Some movies are all about place, and Louis Malle's Atlantic City, a story set on the cusp of change in the resort town, during an in-between time when in real-time the boardwalk's grand old buildings were giving away to modern casinos, is one of them. Against this no man's land of dying grandeur, aging numbers runner Lou Pascal (Burt Lancaster) and Sally Matthews (Susan Sarandon), a young divorcee and croupier-in-training who toils as a waitress in an oyster bar, fall into one another's sway.
Sally and Lou are neighbors in a crumbling building where Lou, lost in his own world of former grandeur, cares for (and is kept by) the widow Grace, a former beauty queen with nothing left but sumptuous memories. He clings to a self-image of himself as a real gangster, with a false savoir faire that impresses Sally. But his interest in her is rooted darker -- and strangely, brighter -- places.
When Sally's drug-dealing ex, Dave, now hooked up with her flower-child sister, Chrissie, shows up with a booty of pilfered drugs to sell, Lou gets mixed up in the deal, and Dave ends up dead. Sally becomes the target of Philadelphia gangsters looking for their stolen narcotics, and Lou feels a chivalrous need to prove himself as her protector.
Lou is boosted by his success in doing so, but he's also a gentleman. He knows his time, like that of the old Atlantic City, is over, even as the wrecking balls swing in the background. As viewers, we know inherently that Lou and Sally needed each other for a while, but were perhaps not meant for each other.
Outside of the leads, Louis Malle made Atlantic City with a largely unknown cast and a John Guare script, and filmed it on location as the resort was actually in the throes of urban renewal. The atmosphere is lovely and sad, and Lancaster's performance is lovely, too -- that of an older movie star who is also going through changes.
Susan Froyd, in another life, toiled for a few years in some of Denver's most beloved and belated repertory cinemas. She has also seen a lot of movies over a lot of years.
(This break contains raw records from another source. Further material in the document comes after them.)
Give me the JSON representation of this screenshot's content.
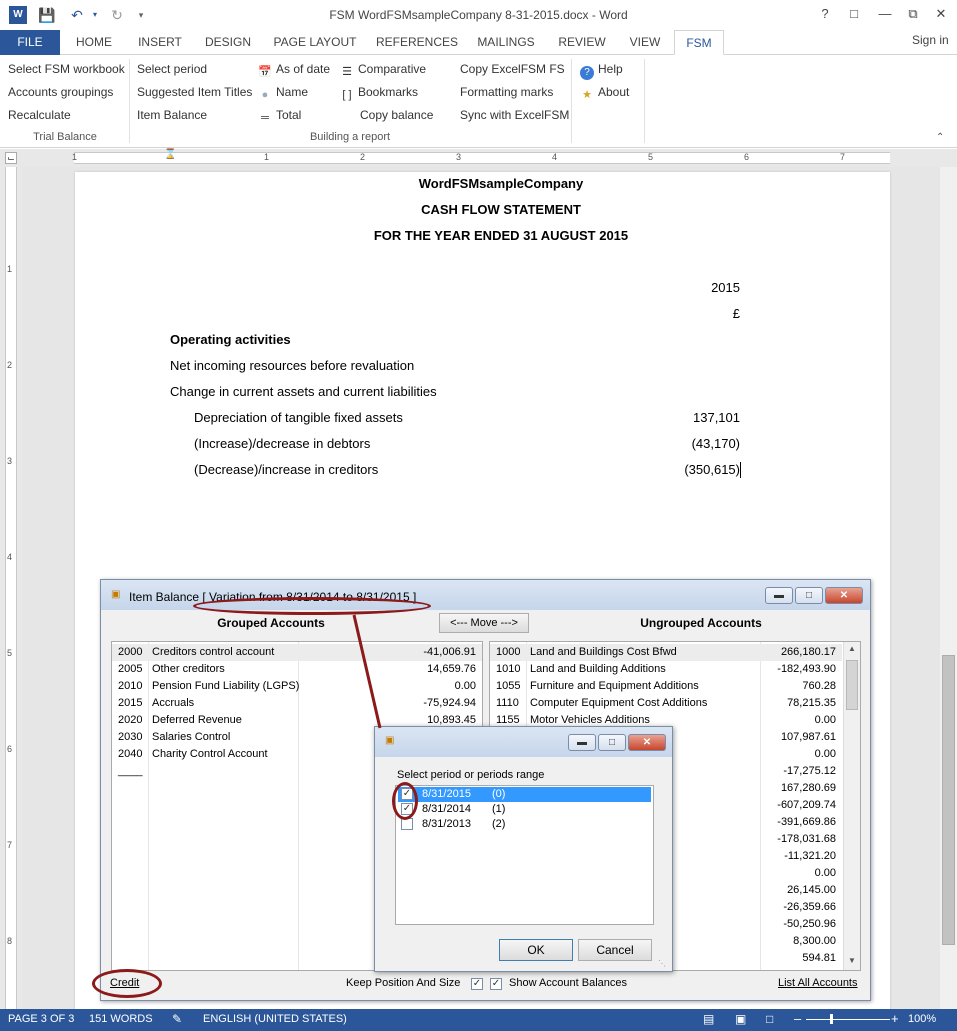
{
  "window": {
    "title": "FSM WordFSMsampleCompany 8-31-2015.docx - Word",
    "signin": "Sign in"
  },
  "tabs": [
    "FILE",
    "HOME",
    "INSERT",
    "DESIGN",
    "PAGE LAYOUT",
    "REFERENCES",
    "MAILINGS",
    "REVIEW",
    "VIEW",
    "FSM"
  ],
  "ribbon": {
    "trial": [
      "Select FSM workbook",
      "Accounts groupings",
      "Recalculate"
    ],
    "trial_label": "Trial Balance",
    "col2": [
      "Select period",
      "Suggested Item Titles",
      "Item Balance"
    ],
    "col3": [
      "As of date",
      "Name",
      "Total"
    ],
    "col4": [
      "Comparative",
      "Bookmarks",
      "Copy balance"
    ],
    "col5": [
      "Copy ExcelFSM FS",
      "Formatting marks",
      "Sync with ExcelFSM"
    ],
    "build_label": "Building a report",
    "help": [
      "Help",
      "About"
    ]
  },
  "document": {
    "company": "WordFSMsampleCompany",
    "statement": "CASH FLOW STATEMENT",
    "period": "FOR THE YEAR ENDED 31 AUGUST 2015",
    "year": "2015",
    "currency": "£",
    "section": "Operating activities",
    "lines": [
      "Net incoming resources before revaluation",
      "Change in current assets and current liabilities"
    ],
    "items": [
      {
        "label": "Depreciation of tangible fixed assets",
        "value": "137,101"
      },
      {
        "label": "(Increase)/decrease in debtors",
        "value": "(43,170)"
      },
      {
        "label": "(Decrease)/increase in creditors",
        "value": "(350,615)"
      }
    ]
  },
  "status": {
    "page": "PAGE 3 OF 3",
    "words": "151 WORDS",
    "language": "ENGLISH (UNITED STATES)",
    "zoom": "100%"
  },
  "dialog": {
    "title": "Item Balance [ Variation from  8/31/2014  to  8/31/2015 ]",
    "grouped_header": "Grouped Accounts",
    "ungrouped_header": "Ungrouped Accounts",
    "move_label": "<--- Move --->",
    "grouped": [
      {
        "code": "2000",
        "name": "Creditors control account",
        "value": "-41,006.91"
      },
      {
        "code": "2005",
        "name": "Other creditors",
        "value": "14,659.76"
      },
      {
        "code": "2010",
        "name": "Pension Fund Liability (LGPS)",
        "value": "0.00"
      },
      {
        "code": "2015",
        "name": "Accruals",
        "value": "-75,924.94"
      },
      {
        "code": "2020",
        "name": "Deferred Revenue",
        "value": "10,893.45"
      },
      {
        "code": "2030",
        "name": "Salaries Control",
        "value": ""
      },
      {
        "code": "2040",
        "name": "Charity Control Account",
        "value": ""
      },
      {
        "code": "____",
        "name": "",
        "value": ""
      }
    ],
    "ungrouped": [
      {
        "code": "1000",
        "name": "Land and Buildings Cost Bfwd",
        "value": "266,180.17"
      },
      {
        "code": "1010",
        "name": "Land and Building Additions",
        "value": "-182,493.90"
      },
      {
        "code": "1055",
        "name": "Furniture and Equipment Additions",
        "value": "760.28"
      },
      {
        "code": "1110",
        "name": "Computer Equipment Cost Additions",
        "value": "78,215.35"
      },
      {
        "code": "1155",
        "name": "Motor Vehicles Additions",
        "value": "0.00"
      },
      {
        "code": "",
        "name": "",
        "value": "107,987.61"
      },
      {
        "code": "",
        "name": "",
        "value": "0.00"
      },
      {
        "code": "",
        "name": "",
        "value": "-17,275.12"
      },
      {
        "code": "",
        "name": "",
        "value": "167,280.69"
      },
      {
        "code": "",
        "name": "",
        "value": "-607,209.74"
      },
      {
        "code": "",
        "name": "",
        "value": "-391,669.86"
      },
      {
        "code": "",
        "name": "",
        "value": "-178,031.68"
      },
      {
        "code": "",
        "name": "nt",
        "value": "-11,321.20"
      },
      {
        "code": "",
        "name": "",
        "value": "0.00"
      },
      {
        "code": "",
        "name": "aic",
        "value": "26,145.00"
      },
      {
        "code": "",
        "name": "",
        "value": "-26,359.66"
      },
      {
        "code": "",
        "name": "",
        "value": "-50,250.96"
      },
      {
        "code": "",
        "name": "eceived",
        "value": "8,300.00"
      },
      {
        "code": "",
        "name": "ent",
        "value": "594.81"
      }
    ],
    "credit": "Credit",
    "keep_position": "Keep Position And Size",
    "show_balances": "Show Account Balances",
    "list_all": "List All Accounts"
  },
  "period_dialog": {
    "prompt": "Select period or periods range",
    "periods": [
      {
        "date": "8/31/2015",
        "idx": "(0)",
        "checked": true,
        "selected": true
      },
      {
        "date": "8/31/2014",
        "idx": "(1)",
        "checked": true,
        "selected": false
      },
      {
        "date": "8/31/2013",
        "idx": "(2)",
        "checked": false,
        "selected": false
      }
    ],
    "ok": "OK",
    "cancel": "Cancel"
  }
}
In this weekly series, she'll recommend forgotten films, classics, cult favorites and other dusty reels of celluloid from the past. You might like it.